Training and Tips
Risk vs. Safety
Safety is often thought of as binary – I’m safe or I’m not safe. But real life isn’t this way – it’s much more nuanced. So, instead of safety, let’s talk about risk.
Risk is the probability (odds or likelihood) or a negative outcome (impact, consequence, damage, or harm). This is often visually displayed as a risk table or matrix (see example).
An example is crossing a street. The negative outcome is being hit by a vehicle and getting hurt or dying. If I’m in a crosswalk with lights and I obey the “Don’t walk” signal, my risk is low. If I cross without looking or obeying the signal with traffic coming, my risk is high.
Although it requires a bit more thinking, risk is a much more useful, accurate, and helpful way to discuss safety.
Better and worse practices
- Team approaches that encourage support and concern for others and group goals
- Demonstrating care for the wellbeing of others

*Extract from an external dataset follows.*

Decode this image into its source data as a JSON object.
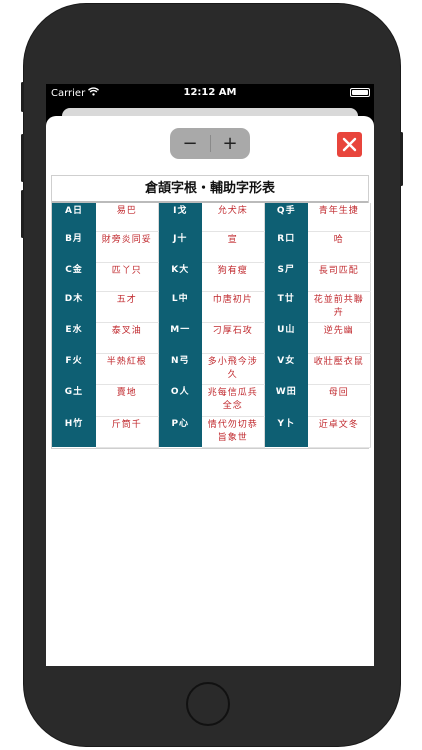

- Embed risk into our processes (discussing, assessing, communicating)
- Leading indicators / proactive (e.g., anything before an incident, checklists, discussions, risk assessing)
- Strong psychological safety (i.e., trust, all can speak up without fearing being shot down)
- Blaming others, finger pointing, lack of personal accountability
- Rigid compliance approaches (only focusing on complying with rules to the deficit of culture focus drivers)
- Lagging indicators / reactive only (e.g., anything after an incident, injury reports, claims, OSHA recordables, lost time, etc.)
- Lack of accountability, not problem-solving, not looking for root causes
- Lack of engaging about safety culture and risk (not digging into risk odds and impacts, root causes, etc.)
- Assess the need(s) – some needs aren’t solvable with training (e.g., behaviors, supplies, morale, etc.)
- Develop strong learning objectives (“At the end of the session, learners will be able to …” – use Bloom’s taxonomy)
- Use an effective instructional design model of process (e.g., Malcolm Knowles adult learning principles, ADDIE)
- Create and facilitate active learning approaches and methods (and not passive ones)
- Assess the specified learning competencies (and tests aren’t usually the best way to do so)
- Evaluate the learning activity (use Kirkpatrick’s 4 levels)
- Make changes for better effectiveness (because there is always a next time!)